Prodigal Summer was rendered in watercolors, washes of green on the Great Smoky Mountains, old American Gothic farmhouses, and the ghosts of the lost forests of great chestnut trees. In The Lacuna, the backdrops are confidently rendered with the simplified brushwork of Post-Impressionist oils: Frida Kahlo plus Paul Cézanne plus Edward Hopper plus Georgia O’Keeffe, say.
In 2010 The Lacuna was honored with a prestigious British award for women writers, the Orange prize for fiction. It placed Barbara Kingsolver among many distinguished peers—Carol Shields, Zadie Smith, Margaret Atwood, Anne Tyler, and Annie Proulx. I was intrigued that one previous winner, Lionel Shriver, said that she had changed her name from Margaret Ann Shriver because she believed “men had an easier life.”
Perhaps we haven’t come so far from Mary Ann Evans, in 1856, deciding to call herself George
Eliot . . .
Gender and sexuality have always been important in literature—to the characters, and to the authors. It is noteworthy that in both of these novels, one character veils his true sexuality, sometimes even from himself. In both cases, redemption is achieved—or at least offered—by the love and respect of one woman.
Love and respect, love and respect—I have been carrying those words around with me for two years, daring to consider that perhaps they convey the real meaning of life. Beyond basic survival needs, everybody wants to be loved and respected. And neither is any good without the other. Love without respect can be as cold as pity; respect without love can be as grim as fear.
Love and respect are the values in life that most contribute to “the pursuit of happiness”—and after, they are the greatest legacy we can leave behind. It’s an elegy you’d like to hear with your own ears: “You were loved and respected.”
If even one person can say that about you, it’s a worthy achievement, and if you can multiply that many times—well, that is true success.
Among materialists, a certain bumper sticker is emblematic: “He who dies with the most toys wins!”
Well, no—he or she who dies with the most love and respect wins.
But why didn’t anyone ever tell me this? No one—not Mom and Dad, not Reverend Chisholm at St. Andrew’s United Church, not Miss Masters in Grade Six (she gave small prizes to students for memorizing bible verses in the early ’60s—probably not allowed these days), not Jesus, not Confucius, not Mohammad, not Krishna—no one ever seems to have imparted the simple idea that what we are supposed to do down here is go out into the world and earn love and respect.

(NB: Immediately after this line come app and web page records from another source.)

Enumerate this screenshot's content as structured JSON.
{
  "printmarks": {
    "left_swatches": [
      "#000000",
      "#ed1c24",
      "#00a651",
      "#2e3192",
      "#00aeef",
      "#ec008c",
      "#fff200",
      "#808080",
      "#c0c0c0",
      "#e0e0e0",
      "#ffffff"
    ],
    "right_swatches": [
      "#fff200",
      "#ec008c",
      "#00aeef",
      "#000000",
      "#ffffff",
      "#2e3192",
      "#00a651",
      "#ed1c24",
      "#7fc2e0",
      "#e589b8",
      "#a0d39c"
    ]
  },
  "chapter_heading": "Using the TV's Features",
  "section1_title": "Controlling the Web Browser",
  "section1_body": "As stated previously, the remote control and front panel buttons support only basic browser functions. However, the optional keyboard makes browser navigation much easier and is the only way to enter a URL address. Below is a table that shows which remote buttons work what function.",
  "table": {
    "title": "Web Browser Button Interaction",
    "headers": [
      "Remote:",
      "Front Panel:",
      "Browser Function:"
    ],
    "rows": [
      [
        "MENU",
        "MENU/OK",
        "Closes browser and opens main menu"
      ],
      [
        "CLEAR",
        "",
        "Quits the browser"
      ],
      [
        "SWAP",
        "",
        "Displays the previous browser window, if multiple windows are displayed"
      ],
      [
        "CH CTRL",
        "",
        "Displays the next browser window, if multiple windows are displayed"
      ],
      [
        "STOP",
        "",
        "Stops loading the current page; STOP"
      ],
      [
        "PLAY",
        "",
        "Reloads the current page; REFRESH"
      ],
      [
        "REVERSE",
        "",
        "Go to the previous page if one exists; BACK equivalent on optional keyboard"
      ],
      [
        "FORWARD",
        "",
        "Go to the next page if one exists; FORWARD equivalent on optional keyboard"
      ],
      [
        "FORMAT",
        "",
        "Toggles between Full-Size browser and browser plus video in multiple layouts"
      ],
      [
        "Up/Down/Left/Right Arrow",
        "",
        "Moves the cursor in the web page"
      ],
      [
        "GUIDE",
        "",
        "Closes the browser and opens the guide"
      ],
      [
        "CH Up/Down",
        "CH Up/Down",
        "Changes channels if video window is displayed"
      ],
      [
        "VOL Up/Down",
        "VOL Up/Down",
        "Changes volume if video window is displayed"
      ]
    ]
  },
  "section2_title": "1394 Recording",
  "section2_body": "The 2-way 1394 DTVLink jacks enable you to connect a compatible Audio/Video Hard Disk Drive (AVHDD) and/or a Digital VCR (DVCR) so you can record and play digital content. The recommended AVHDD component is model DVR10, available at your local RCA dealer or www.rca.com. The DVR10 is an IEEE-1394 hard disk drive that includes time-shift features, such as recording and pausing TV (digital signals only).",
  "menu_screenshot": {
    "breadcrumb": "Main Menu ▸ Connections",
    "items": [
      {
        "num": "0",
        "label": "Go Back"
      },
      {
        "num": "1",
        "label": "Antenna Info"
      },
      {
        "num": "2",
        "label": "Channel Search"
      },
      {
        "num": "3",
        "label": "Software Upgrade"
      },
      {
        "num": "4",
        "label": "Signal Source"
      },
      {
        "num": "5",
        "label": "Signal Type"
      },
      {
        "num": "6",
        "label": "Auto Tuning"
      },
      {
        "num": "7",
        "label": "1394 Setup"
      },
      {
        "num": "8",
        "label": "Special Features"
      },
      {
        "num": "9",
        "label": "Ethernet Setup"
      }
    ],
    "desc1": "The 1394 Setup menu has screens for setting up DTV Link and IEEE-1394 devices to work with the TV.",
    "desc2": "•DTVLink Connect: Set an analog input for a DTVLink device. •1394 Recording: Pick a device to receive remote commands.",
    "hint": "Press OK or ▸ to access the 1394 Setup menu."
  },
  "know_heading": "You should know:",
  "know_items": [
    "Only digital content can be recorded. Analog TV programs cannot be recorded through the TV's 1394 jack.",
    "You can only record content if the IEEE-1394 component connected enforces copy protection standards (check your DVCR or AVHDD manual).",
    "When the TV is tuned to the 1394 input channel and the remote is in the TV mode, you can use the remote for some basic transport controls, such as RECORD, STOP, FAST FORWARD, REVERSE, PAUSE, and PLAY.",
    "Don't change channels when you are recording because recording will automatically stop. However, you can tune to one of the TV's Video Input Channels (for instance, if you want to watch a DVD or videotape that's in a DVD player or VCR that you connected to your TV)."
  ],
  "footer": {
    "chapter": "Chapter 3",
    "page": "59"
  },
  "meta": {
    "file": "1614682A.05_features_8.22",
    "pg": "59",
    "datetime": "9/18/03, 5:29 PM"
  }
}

Steve Martin once spoke of a life lesson he had learned: “No one will ever love you for working hard.” That is true, but it doesn’t stop many people from subconsciously living by that belief (guilty!). It is equally true that you will not earn anyone’s respect without working hard—not only at pursuits that might be respected by strangers (writing great novels, hitting things with sticks), but by living each day with the kind of integrity and generosity that earns the respect and love of friends and family members.
Then there’s love and respect for oneself—equally hard to achieve and maintain. Most of us, deep down, are not as proud of ourselves as we might pretend, and the goal of bettering ourselves—at least partly by earning the love and respect of others—is a lifelong struggle.
Philo of Alexandria gave us that generous principle which we have somehow succeeded in mostly ignoring for 2,000 years: “Be kind, for everyone you meet is fighting a hard battle.”
Great literature takes us into that battle, and in every example I can think of—every celebrated novel of the past few hundred years—there is a quest for love and respect.
Perhaps I have wandered a long way from a review of these two great novels.